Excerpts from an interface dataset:
- - - - -

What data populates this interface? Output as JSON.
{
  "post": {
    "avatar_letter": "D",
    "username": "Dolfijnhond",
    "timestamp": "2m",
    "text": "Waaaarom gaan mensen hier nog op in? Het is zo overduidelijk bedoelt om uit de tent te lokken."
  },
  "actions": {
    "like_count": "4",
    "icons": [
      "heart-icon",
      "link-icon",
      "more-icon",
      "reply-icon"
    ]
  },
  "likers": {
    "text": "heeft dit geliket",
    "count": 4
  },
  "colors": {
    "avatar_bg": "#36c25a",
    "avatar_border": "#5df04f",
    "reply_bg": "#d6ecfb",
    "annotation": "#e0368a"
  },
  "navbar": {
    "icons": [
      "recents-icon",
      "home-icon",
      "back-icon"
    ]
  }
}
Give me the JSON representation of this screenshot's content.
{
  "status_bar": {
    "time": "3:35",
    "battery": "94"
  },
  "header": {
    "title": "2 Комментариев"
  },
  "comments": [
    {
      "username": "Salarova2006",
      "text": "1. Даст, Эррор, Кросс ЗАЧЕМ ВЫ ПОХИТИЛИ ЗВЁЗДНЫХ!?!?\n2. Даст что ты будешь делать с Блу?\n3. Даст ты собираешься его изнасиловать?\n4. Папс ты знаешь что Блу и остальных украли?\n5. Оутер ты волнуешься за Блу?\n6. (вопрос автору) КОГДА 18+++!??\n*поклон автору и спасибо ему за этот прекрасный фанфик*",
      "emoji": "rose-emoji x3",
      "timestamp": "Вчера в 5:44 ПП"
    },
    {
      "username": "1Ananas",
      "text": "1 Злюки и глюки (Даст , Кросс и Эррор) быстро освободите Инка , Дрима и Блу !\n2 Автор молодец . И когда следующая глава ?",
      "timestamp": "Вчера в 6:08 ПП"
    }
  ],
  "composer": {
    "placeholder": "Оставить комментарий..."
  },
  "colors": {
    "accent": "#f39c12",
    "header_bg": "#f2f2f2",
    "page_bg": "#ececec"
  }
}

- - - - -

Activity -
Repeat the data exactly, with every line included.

Answer section -
What data populates this interface? Output as JSON.
{
  "post": {
    "avatar_letter": "D",
    "username": "Dolfijnhond",
    "timestamp": "2m",
    "text": "Waaaarom gaan mensen hier nog op in? Het is zo overduidelijk bedoelt om uit de tent te lokken."
  },
  "actions": {
    "like_count": "4",
    "icons": [
      "heart-icon",
      "link-icon",
      "more-icon",
      "reply-icon"
    ]
  },
  "likers": {
    "text": "heeft dit geliket",
    "count": 4
  },
  "colors": {
    "avatar_bg": "#36c25a",
    "avatar_border": "#5df04f",
    "reply_bg": "#d6ecfb",
    "annotation": "#e0368a"
  },
  "navbar": {
    "icons": [
      "recents-icon",
      "home-icon",
      "back-icon"
    ]
  }
}
Give me the JSON representation of this screenshot's content.
{
  "status_bar": {
    "time": "3:35",
    "battery": "94"
  },
  "header": {
    "title": "2 Комментариев"
  },
  "comments": [
    {
      "username": "Salarova2006",
      "text": "1. Даст, Эррор, Кросс ЗАЧЕМ ВЫ ПОХИТИЛИ ЗВЁЗДНЫХ!?!?\n2. Даст что ты будешь делать с Блу?\n3. Даст ты собираешься его изнасиловать?\n4. Папс ты знаешь что Блу и остальных украли?\n5. Оутер ты волнуешься за Блу?\n6. (вопрос автору) КОГДА 18+++!??\n*поклон автору и спасибо ему за этот прекрасный фанфик*",
      "emoji": "rose-emoji x3",
      "timestamp": "Вчера в 5:44 ПП"
    },
    {
      "username": "1Ananas",
      "text": "1 Злюки и глюки (Даст , Кросс и Эррор) быстро освободите Инка , Дрима и Блу !\n2 Автор молодец . И когда следующая глава ?",
      "timestamp": "Вчера в 6:08 ПП"
    }
  ],
  "composer": {
    "placeholder": "Оставить комментарий..."
  },
  "colors": {
    "accent": "#f39c12",
    "header_bg": "#f2f2f2",
    "page_bg": "#ececec"
  }
}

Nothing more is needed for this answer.